> [Problem statement]:
Every line of the data must appear again in the answer, exactly as written.

Excerpts from a dataset
-=-=-=-=-

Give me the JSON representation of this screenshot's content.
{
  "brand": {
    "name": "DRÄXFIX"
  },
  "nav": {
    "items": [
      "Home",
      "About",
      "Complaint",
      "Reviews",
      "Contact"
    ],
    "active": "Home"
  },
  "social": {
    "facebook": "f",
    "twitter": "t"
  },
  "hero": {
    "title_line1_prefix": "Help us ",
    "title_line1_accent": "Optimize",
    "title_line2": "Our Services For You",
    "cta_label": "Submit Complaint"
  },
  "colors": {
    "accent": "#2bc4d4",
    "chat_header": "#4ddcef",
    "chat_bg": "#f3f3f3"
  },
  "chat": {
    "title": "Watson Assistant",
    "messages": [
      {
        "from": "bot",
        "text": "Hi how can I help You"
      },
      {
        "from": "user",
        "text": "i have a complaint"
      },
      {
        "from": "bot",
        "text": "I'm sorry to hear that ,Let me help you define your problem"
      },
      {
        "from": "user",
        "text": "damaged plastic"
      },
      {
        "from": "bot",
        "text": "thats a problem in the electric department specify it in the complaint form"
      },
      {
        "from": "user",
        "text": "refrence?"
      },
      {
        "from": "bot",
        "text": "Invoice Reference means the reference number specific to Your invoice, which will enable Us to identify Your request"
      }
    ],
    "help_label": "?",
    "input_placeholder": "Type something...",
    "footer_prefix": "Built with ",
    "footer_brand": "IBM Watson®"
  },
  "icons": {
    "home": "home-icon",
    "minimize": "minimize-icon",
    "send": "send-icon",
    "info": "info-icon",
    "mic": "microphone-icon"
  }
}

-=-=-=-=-

> [Answer to the problem]:
Give me the JSON representation of this screenshot's content.
{
  "brand": {
    "name": "DRÄXFIX"
  },
  "nav": {
    "items": [
      "Home",
      "About",
      "Complaint",
      "Reviews",
      "Contact"
    ],
    "active": "Home"
  },
  "social": {
    "facebook": "f",
    "twitter": "t"
  },
  "hero": {
    "title_line1_prefix": "Help us ",
    "title_line1_accent": "Optimize",
    "title_line2": "Our Services For You",
    "cta_label": "Submit Complaint"
  },
  "colors": {
    "accent": "#2bc4d4",
    "chat_header": "#4ddcef",
    "chat_bg": "#f3f3f3"
  },
  "chat": {
    "title": "Watson Assistant",
    "messages": [
      {
        "from": "bot",
        "text": "Hi how can I help You"
      },
      {
        "from": "user",
        "text": "i have a complaint"
      },
      {
        "from": "bot",
        "text": "I'm sorry to hear that ,Let me help you define your problem"
      },
      {
        "from": "user",
        "text": "damaged plastic"
      },
      {
        "from": "bot",
        "text": "thats a problem in the electric department specify it in the complaint form"
      },
      {
        "from": "user",
        "text": "refrence?"
      },
      {
        "from": "bot",
        "text": "Invoice Reference means the reference number specific to Your invoice, which will enable Us to identify Your request"
      }
    ],
    "help_label": "?",
    "input_placeholder": "Type something...",
    "footer_prefix": "Built with ",
    "footer_brand": "IBM Watson®"
  },
  "icons": {
    "home": "home-icon",
    "minimize": "minimize-icon",
    "send": "send-icon",
    "info": "info-icon",
    "mic": "microphone-icon"
  }
}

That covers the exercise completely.